Task statement ->
Scan the listing below and copy each line holding the word "title".

Provided material ->
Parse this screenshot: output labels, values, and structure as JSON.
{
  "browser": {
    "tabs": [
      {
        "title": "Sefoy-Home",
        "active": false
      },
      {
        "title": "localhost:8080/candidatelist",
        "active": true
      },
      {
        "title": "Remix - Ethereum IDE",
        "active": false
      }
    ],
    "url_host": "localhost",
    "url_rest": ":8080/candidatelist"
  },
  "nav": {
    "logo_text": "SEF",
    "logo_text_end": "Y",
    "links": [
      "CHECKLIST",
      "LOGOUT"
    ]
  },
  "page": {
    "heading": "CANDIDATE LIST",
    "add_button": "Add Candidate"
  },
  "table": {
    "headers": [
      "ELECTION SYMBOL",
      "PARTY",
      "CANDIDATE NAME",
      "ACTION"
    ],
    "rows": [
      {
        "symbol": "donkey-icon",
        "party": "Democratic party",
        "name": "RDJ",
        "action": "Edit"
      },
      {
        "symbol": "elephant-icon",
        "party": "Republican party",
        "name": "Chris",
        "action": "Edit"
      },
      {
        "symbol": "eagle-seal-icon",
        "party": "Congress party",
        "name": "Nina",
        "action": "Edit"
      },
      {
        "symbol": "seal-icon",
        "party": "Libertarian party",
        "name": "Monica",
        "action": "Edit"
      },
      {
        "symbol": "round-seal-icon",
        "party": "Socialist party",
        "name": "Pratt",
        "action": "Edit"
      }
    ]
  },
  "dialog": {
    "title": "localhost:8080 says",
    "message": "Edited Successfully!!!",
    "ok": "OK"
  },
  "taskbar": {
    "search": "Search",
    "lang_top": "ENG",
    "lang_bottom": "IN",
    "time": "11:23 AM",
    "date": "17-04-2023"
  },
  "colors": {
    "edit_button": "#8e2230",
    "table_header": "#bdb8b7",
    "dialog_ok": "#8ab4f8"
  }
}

Response box ->
        "title": "Sefoy-Home",
        "title": "localhost:8080/candidatelist",
        "title": "Remix - Ethereum IDE",
    "title": "localhost:8080 says",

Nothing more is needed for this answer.